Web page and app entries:
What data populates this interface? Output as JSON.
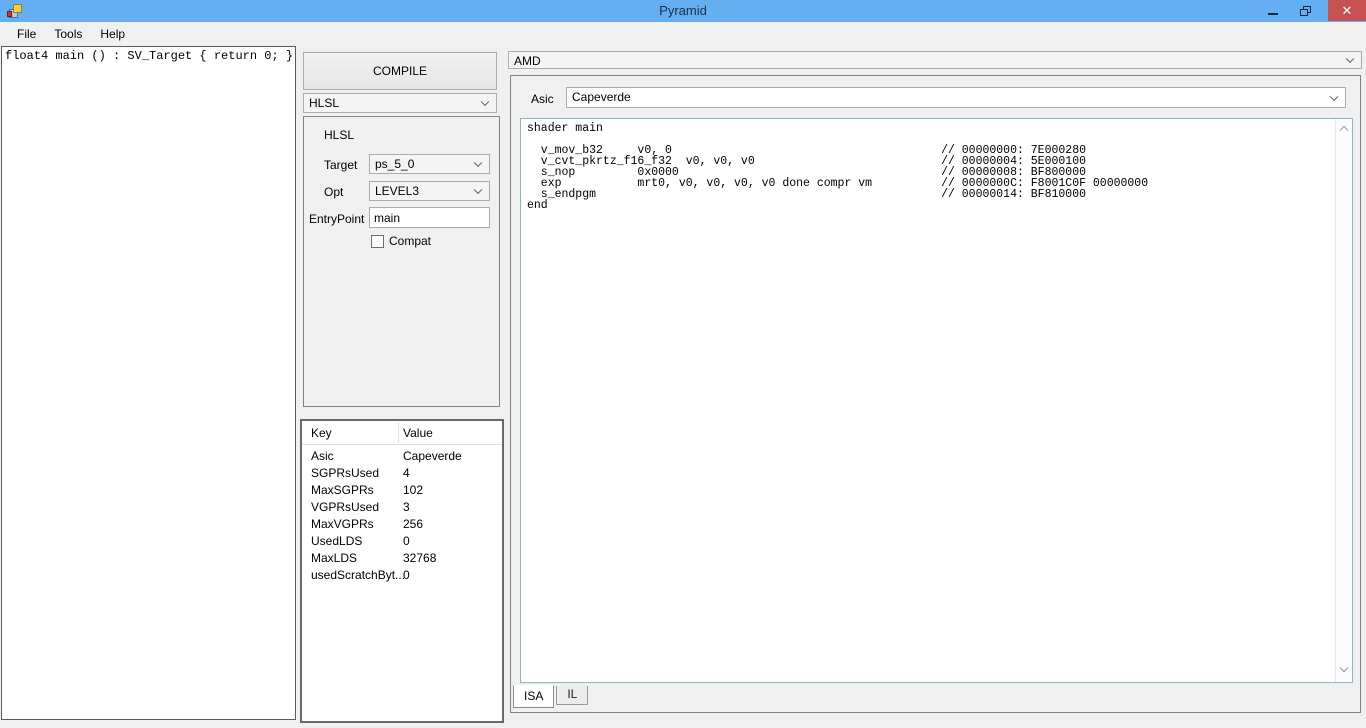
{
  "window": {
    "title": "Pyramid",
    "close_glyph": "✕"
  },
  "menu": {
    "items": [
      {
        "label": "File"
      },
      {
        "label": "Tools"
      },
      {
        "label": "Help"
      }
    ]
  },
  "editor": {
    "text": "float4 main () : SV_Target { return 0; }"
  },
  "toolbar": {
    "compile_label": "COMPILE",
    "language_selected": "HLSL"
  },
  "hlsl_options": {
    "group_label": "HLSL",
    "target_label": "Target",
    "target_value": "ps_5_0",
    "opt_label": "Opt",
    "opt_value": "LEVEL3",
    "entrypoint_label": "EntryPoint",
    "entrypoint_value": "main",
    "compat_label": "Compat",
    "compat_checked": false
  },
  "stats": {
    "columns": [
      "Key",
      "Value"
    ],
    "rows": [
      {
        "key": "Asic",
        "value": "Capeverde"
      },
      {
        "key": "SGPRsUsed",
        "value": "4"
      },
      {
        "key": "MaxSGPRs",
        "value": "102"
      },
      {
        "key": "VGPRsUsed",
        "value": "3"
      },
      {
        "key": "MaxVGPRs",
        "value": "256"
      },
      {
        "key": "UsedLDS",
        "value": "0"
      },
      {
        "key": "MaxLDS",
        "value": "32768"
      },
      {
        "key": "usedScratchByt...",
        "value": "0"
      }
    ]
  },
  "backend": {
    "selected": "AMD",
    "asic_label": "Asic",
    "asic_value": "Capeverde"
  },
  "disassembly": {
    "lines": [
      "shader main",
      "",
      "  v_mov_b32     v0, 0                                       // 00000000: 7E000280",
      "  v_cvt_pkrtz_f16_f32  v0, v0, v0                           // 00000004: 5E000100",
      "  s_nop         0x0000                                      // 00000008: BF800000",
      "  exp           mrt0, v0, v0, v0, v0 done compr vm          // 0000000C: F8001C0F 00000000",
      "  s_endpgm                                                  // 00000014: BF810000",
      "end"
    ]
  },
  "tabs": [
    {
      "label": "ISA",
      "selected": true
    },
    {
      "label": "IL",
      "selected": false
    }
  ],
  "colors": {
    "titlebar": "#63aff2",
    "close_button": "#c75050",
    "window_bg": "#f0f0f0",
    "disasm_border": "#8ab4c8"
  }
}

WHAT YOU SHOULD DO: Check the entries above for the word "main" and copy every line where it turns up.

RESPONSE:
    "text": "float4 main () : SV_Target { return 0; }"
    "entrypoint_value": "main",
      "shader main",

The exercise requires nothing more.